CHICAGO, July 19, 2021 / PRNewswire / – For more than one century many know Hadley as the premier charity for the visually impaired. Hadley’s iconic building that dates back to a mid-20th centurythe Century school, embedded in a Chicago Suburban neighborhoods for 60 years.
But few know that Hadley was never a “school” in the traditional sense, with no classrooms, blackboards or school buses to drive children back and forth. Even fewer know the early history of Hadley, which was founded as a correspondence school in 1920 and offers Braille classes by mail through the U.S. Postal Service.
In the early 1960s, Hadley explored new approaches to distance learning, producing plastic braille books and audio recordings from his suburb for distribution across the country. In the decades that followed, Hadley expanded its media channels offering to include film and video productions to enhance the learning experience.
With the advent of the internet in the 1980s, e-learning quickly became an integral part of distance learning. Hadley executives point out that they had a 100-year lead in distance learning. “We have worked remotely with learners for a century. There are many best practices that we have pioneered, particularly in technology, to create personalized learning opportunities that enable people with vision loss, at home, at work and to be successful in their communities. ” , “said Julie Tye President and CEO of Hadley.

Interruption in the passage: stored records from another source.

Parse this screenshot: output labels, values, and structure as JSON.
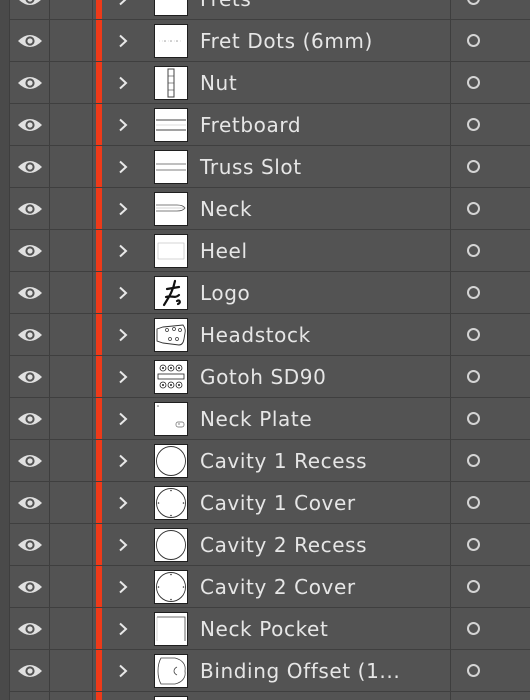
{
  "panel": {
    "layer_color": "#ee3a19",
    "layers": [
      {
        "name": "Frets",
        "thumb": "frets"
      },
      {
        "name": "Fret Dots (6mm)",
        "thumb": "fretdots"
      },
      {
        "name": "Nut",
        "thumb": "nut"
      },
      {
        "name": "Fretboard",
        "thumb": "fretboard"
      },
      {
        "name": "Truss Slot",
        "thumb": "trussslot"
      },
      {
        "name": "Neck",
        "thumb": "neck"
      },
      {
        "name": "Heel",
        "thumb": "heel"
      },
      {
        "name": "Logo",
        "thumb": "logo"
      },
      {
        "name": "Headstock",
        "thumb": "headstock"
      },
      {
        "name": "Gotoh SD90",
        "thumb": "gotoh"
      },
      {
        "name": "Neck Plate",
        "thumb": "neckplate"
      },
      {
        "name": "Cavity 1 Recess",
        "thumb": "cavity"
      },
      {
        "name": "Cavity 1 Cover",
        "thumb": "cavitycover"
      },
      {
        "name": "Cavity 2 Recess",
        "thumb": "cavity"
      },
      {
        "name": "Cavity 2 Cover",
        "thumb": "cavitycover"
      },
      {
        "name": "Neck Pocket",
        "thumb": "neckpocket"
      },
      {
        "name": "Binding Offset (1...",
        "thumb": "binding"
      },
      {
        "name": "",
        "thumb": "blank"
      }
    ]
  }
}
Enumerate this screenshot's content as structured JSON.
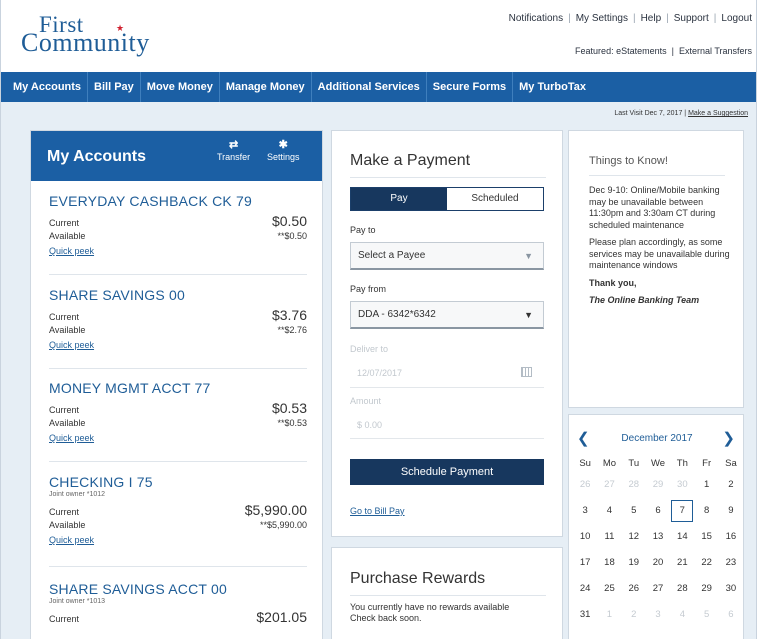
{
  "brand": {
    "logo_line1": "First",
    "logo_line2": "Community",
    "accent": "#1b5fa4",
    "dark": "#17375e",
    "star_color": "#d0202f"
  },
  "utility_links": [
    "Notifications",
    "My Settings",
    "Help",
    "Support",
    "Logout"
  ],
  "featured": {
    "label": "Featured:",
    "links": [
      "eStatements",
      "External Transfers"
    ]
  },
  "nav": [
    "My Accounts",
    "Bill Pay",
    "Move Money",
    "Manage Money",
    "Additional Services",
    "Secure Forms",
    "My TurboTax"
  ],
  "last_visit": {
    "text": "Last Visit Dec 7, 2017",
    "link": "Make a Suggestion"
  },
  "accounts_panel": {
    "title": "My Accounts",
    "transfer_label": "Transfer",
    "settings_label": "Settings",
    "current_label": "Current",
    "available_label": "Available",
    "quick_peek_label": "Quick peek",
    "accounts": [
      {
        "name": "EVERYDAY CASHBACK CK 79",
        "sub": "",
        "current": "$0.50",
        "available": "**$0.50"
      },
      {
        "name": "SHARE SAVINGS 00",
        "sub": "",
        "current": "$3.76",
        "available": "**$2.76"
      },
      {
        "name": "MONEY MGMT ACCT 77",
        "sub": "",
        "current": "$0.53",
        "available": "**$0.53"
      },
      {
        "name": "CHECKING I 75",
        "sub": "Joint owner *1012",
        "current": "$5,990.00",
        "available": "**$5,990.00"
      },
      {
        "name": "SHARE SAVINGS ACCT 00",
        "sub": "Joint owner *1013",
        "current": "$201.05",
        "available": ""
      }
    ]
  },
  "payment": {
    "title": "Make a Payment",
    "tab_pay": "Pay",
    "tab_scheduled": "Scheduled",
    "pay_to_label": "Pay to",
    "pay_to_value": "Select a Payee",
    "pay_from_label": "Pay from",
    "pay_from_value": "DDA - 6342*6342",
    "deliver_label": "Deliver to",
    "deliver_value": "12/07/2017",
    "amount_label": "Amount",
    "amount_value": "$ 0.00",
    "schedule_button": "Schedule Payment",
    "go_to_bill_pay": "Go to Bill Pay"
  },
  "rewards": {
    "title": "Purchase Rewards",
    "line1": "You currently have no rewards available",
    "line2": "Check back soon."
  },
  "things_to_know": {
    "title": "Things to Know!",
    "p1": "Dec 9-10:  Online/Mobile banking may be unavailable between 11:30pm and 3:30am CT during scheduled maintenance",
    "p2": "Please plan accordingly, as some services may be unavailable during maintenance windows",
    "p3": "Thank you,",
    "p4": "The Online Banking Team"
  },
  "calendar": {
    "month": "December 2017",
    "prev": "<",
    "next": ">",
    "weekdays": [
      "Su",
      "Mo",
      "Tu",
      "We",
      "Th",
      "Fr",
      "Sa"
    ],
    "today": "7",
    "days": [
      {
        "d": "26",
        "o": true
      },
      {
        "d": "27",
        "o": true
      },
      {
        "d": "28",
        "o": true
      },
      {
        "d": "29",
        "o": true
      },
      {
        "d": "30",
        "o": true
      },
      {
        "d": "1",
        "o": false
      },
      {
        "d": "2",
        "o": false
      },
      {
        "d": "3",
        "o": false
      },
      {
        "d": "4",
        "o": false
      },
      {
        "d": "5",
        "o": false
      },
      {
        "d": "6",
        "o": false
      },
      {
        "d": "7",
        "o": false
      },
      {
        "d": "8",
        "o": false
      },
      {
        "d": "9",
        "o": false
      },
      {
        "d": "10",
        "o": false
      },
      {
        "d": "11",
        "o": false
      },
      {
        "d": "12",
        "o": false
      },
      {
        "d": "13",
        "o": false
      },
      {
        "d": "14",
        "o": false
      },
      {
        "d": "15",
        "o": false
      },
      {
        "d": "16",
        "o": false
      },
      {
        "d": "17",
        "o": false
      },
      {
        "d": "18",
        "o": false
      },
      {
        "d": "19",
        "o": false
      },
      {
        "d": "20",
        "o": false
      },
      {
        "d": "21",
        "o": false
      },
      {
        "d": "22",
        "o": false
      },
      {
        "d": "23",
        "o": false
      },
      {
        "d": "24",
        "o": false
      },
      {
        "d": "25",
        "o": false
      },
      {
        "d": "26",
        "o": false
      },
      {
        "d": "27",
        "o": false
      },
      {
        "d": "28",
        "o": false
      },
      {
        "d": "29",
        "o": false
      },
      {
        "d": "30",
        "o": false
      },
      {
        "d": "31",
        "o": false
      },
      {
        "d": "1",
        "o": true
      },
      {
        "d": "2",
        "o": true
      },
      {
        "d": "3",
        "o": true
      },
      {
        "d": "4",
        "o": true
      },
      {
        "d": "5",
        "o": true
      },
      {
        "d": "6",
        "o": true
      }
    ]
  }
}
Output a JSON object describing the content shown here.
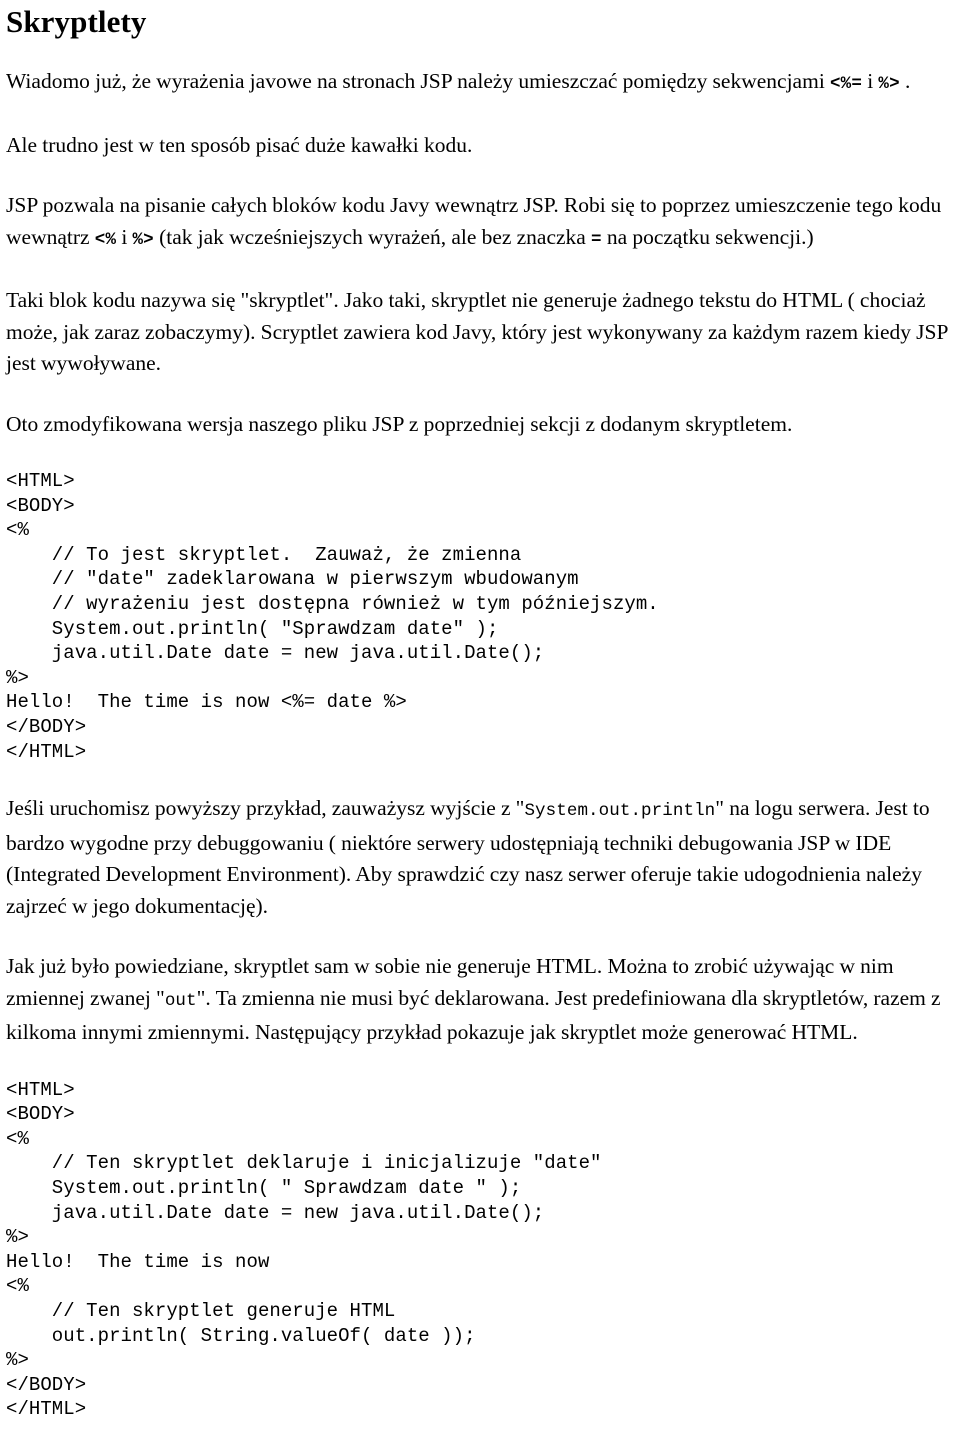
{
  "document": {
    "title": "Skryptlety",
    "language": "pl"
  },
  "paragraphs": {
    "p1_a": "Wiadomo już, że wyrażenia javowe na stronach JSP należy umieszczać pomiędzy sekwencjami ",
    "p1_code1": "<%=",
    "p1_mid": " i ",
    "p1_code2": "%>",
    "p1_b": " .",
    "p2": "Ale trudno jest w ten sposób pisać duże kawałki kodu.",
    "p3_a": "JSP pozwala na pisanie całych bloków kodu Javy wewnątrz JSP. Robi się to poprzez umieszczenie tego kodu wewnątrz ",
    "p3_code1": "<%",
    "p3_mid": " i ",
    "p3_code2": "%>",
    "p3_b": " (tak jak wcześniejszych wyrażeń, ale bez znaczka ",
    "p3_code3": "=",
    "p3_c": " na początku sekwencji.)",
    "p4": "Taki blok kodu nazywa się \"skryptlet\".  Jako taki, skryptlet nie generuje żadnego tekstu do HTML ( chociaż może, jak zaraz zobaczymy).  Scryptlet zawiera kod Javy, który jest wykonywany za każdym razem kiedy JSP jest wywoływane.",
    "p5": "Oto zmodyfikowana wersja naszego pliku JSP z poprzedniej sekcji z dodanym skryptletem.",
    "p6_a": "Jeśli uruchomisz powyższy przykład, zauważysz wyjście z \"",
    "p6_code1": "System.out.println",
    "p6_b": "\" na logu serwera.  Jest to bardzo wygodne przy debuggowaniu ( niektóre serwery udostępniają techniki debugowania JSP w IDE (Integrated Development Environment). Aby sprawdzić czy nasz serwer oferuje takie udogodnienia należy zajrzeć w jego dokumentację).",
    "p7_a": "Jak już było powiedziane, skryptlet sam w sobie nie generuje HTML.  Można to zrobić używając w nim zmiennej zwanej \"",
    "p7_code1": "out",
    "p7_b": "\".  Ta zmienna nie musi być deklarowana.  Jest predefiniowana dla skryptletów, razem z kilkoma innymi zmiennymi.  Następujący przykład pokazuje jak skryptlet może generować HTML."
  },
  "code_blocks": {
    "first_example": "<HTML>\n<BODY>\n<%\n    // To jest skryptlet.  Zauważ, że zmienna\n    // \"date\" zadeklarowana w pierwszym wbudowanym\n    // wyrażeniu jest dostępna również w tym późniejszym.\n    System.out.println( \"Sprawdzam date\" );\n    java.util.Date date = new java.util.Date();\n%>\nHello!  The time is now <%= date %>\n</BODY>\n</HTML>",
    "second_example": "<HTML>\n<BODY>\n<%\n    // Ten skryptlet deklaruje i inicjalizuje \"date\"\n    System.out.println( \" Sprawdzam date \" );\n    java.util.Date date = new java.util.Date();\n%>\nHello!  The time is now\n<%\n    // Ten skryptlet generuje HTML\n    out.println( String.valueOf( date ));\n%>\n</BODY>\n</HTML>"
  },
  "colors": {
    "text": "#000000",
    "background": "#ffffff"
  }
}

Today Hadley, a 501 (c) (3) nonprofit organization, is statewide leader in distance and online learning for people with visual impairment. Hidden behind the historic exterior of Hadley is an impressive array of state-of-the-art media production technology, including a digital recording studio and advanced sound and editing rooms that produce videos, podcasts, Braille brochures and online workshops for thousands of visually impaired learners every year out of all 50 States and more than 100 countries for free.
In recent years, Hadley has seen an explosion in the number who could benefit from his help. As life expectancy increases and baby boomers age, the number of older Americans facing vision loss is projected to double by 2050, with macular degeneration, glaucoma, and diabetic retinopathy being the leading causes of vision loss in aging seniors.
To learn more about Hadley’s story and the free resources available to people with vision loss, Click here.